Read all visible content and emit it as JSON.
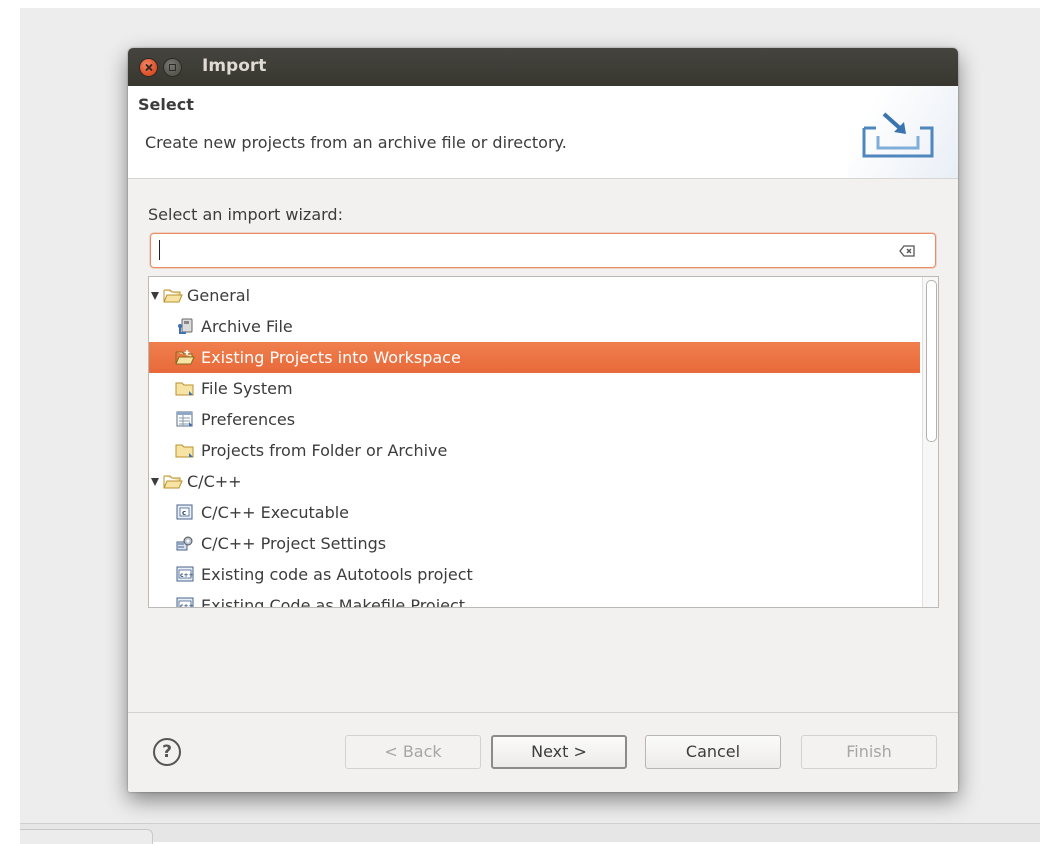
{
  "window": {
    "title": "Import"
  },
  "header": {
    "title": "Select",
    "description": "Create new projects from an archive file or directory."
  },
  "wizard": {
    "label": "Select an import wizard:",
    "filter_value": ""
  },
  "tree": {
    "items": [
      {
        "label": "General",
        "level": 0,
        "expanded": true,
        "icon": "folder-open-icon"
      },
      {
        "label": "Archive File",
        "level": 1,
        "icon": "archive-file-icon"
      },
      {
        "label": "Existing Projects into Workspace",
        "level": 1,
        "icon": "project-folder-icon",
        "selected": true
      },
      {
        "label": "File System",
        "level": 1,
        "icon": "folder-icon"
      },
      {
        "label": "Preferences",
        "level": 1,
        "icon": "preferences-icon"
      },
      {
        "label": "Projects from Folder or Archive",
        "level": 1,
        "icon": "folder-icon"
      },
      {
        "label": "C/C++",
        "level": 0,
        "expanded": true,
        "icon": "folder-open-icon"
      },
      {
        "label": "C/C++ Executable",
        "level": 1,
        "icon": "c-executable-icon"
      },
      {
        "label": "C/C++ Project Settings",
        "level": 1,
        "icon": "settings-icon"
      },
      {
        "label": "Existing code as Autotools project",
        "level": 1,
        "icon": "cpp-file-icon"
      },
      {
        "label": "Existing Code as Makefile Project",
        "level": 1,
        "icon": "cpp-file-icon"
      }
    ]
  },
  "buttons": {
    "help": "?",
    "back": "< Back",
    "next": "Next >",
    "cancel": "Cancel",
    "finish": "Finish"
  },
  "colors": {
    "selection": "#f07f4d",
    "titlebar": "#3e3d37",
    "close": "#e0542b",
    "focus_border": "#e98e62"
  }
}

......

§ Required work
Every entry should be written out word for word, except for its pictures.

§ Output below
Read all visible content and emit it as JSON.
{
  "window": {
    "title": "Import"
  },
  "header": {
    "title": "Select",
    "description": "Create new projects from an archive file or directory."
  },
  "wizard": {
    "label": "Select an import wizard:",
    "filter_value": ""
  },
  "tree": {
    "items": [
      {
        "label": "General",
        "level": 0,
        "expanded": true,
        "icon": "folder-open-icon"
      },
      {
        "label": "Archive File",
        "level": 1,
        "icon": "archive-file-icon"
      },
      {
        "label": "Existing Projects into Workspace",
        "level": 1,
        "icon": "project-folder-icon",
        "selected": true
      },
      {
        "label": "File System",
        "level": 1,
        "icon": "folder-icon"
      },
      {
        "label": "Preferences",
        "level": 1,
        "icon": "preferences-icon"
      },
      {
        "label": "Projects from Folder or Archive",
        "level": 1,
        "icon": "folder-icon"
      },
      {
        "label": "C/C++",
        "level": 0,
        "expanded": true,
        "icon": "folder-open-icon"
      },
      {
        "label": "C/C++ Executable",
        "level": 1,
        "icon": "c-executable-icon"
      },
      {
        "label": "C/C++ Project Settings",
        "level": 1,
        "icon": "settings-icon"
      },
      {
        "label": "Existing code as Autotools project",
        "level": 1,
        "icon": "cpp-file-icon"
      },
      {
        "label": "Existing Code as Makefile Project",
        "level": 1,
        "icon": "cpp-file-icon"
      }
    ]
  },
  "buttons": {
    "help": "?",
    "back": "< Back",
    "next": "Next >",
    "cancel": "Cancel",
    "finish": "Finish"
  },
  "colors": {
    "selection": "#f07f4d",
    "titlebar": "#3e3d37",
    "close": "#e0542b",
    "focus_border": "#e98e62"
  }
}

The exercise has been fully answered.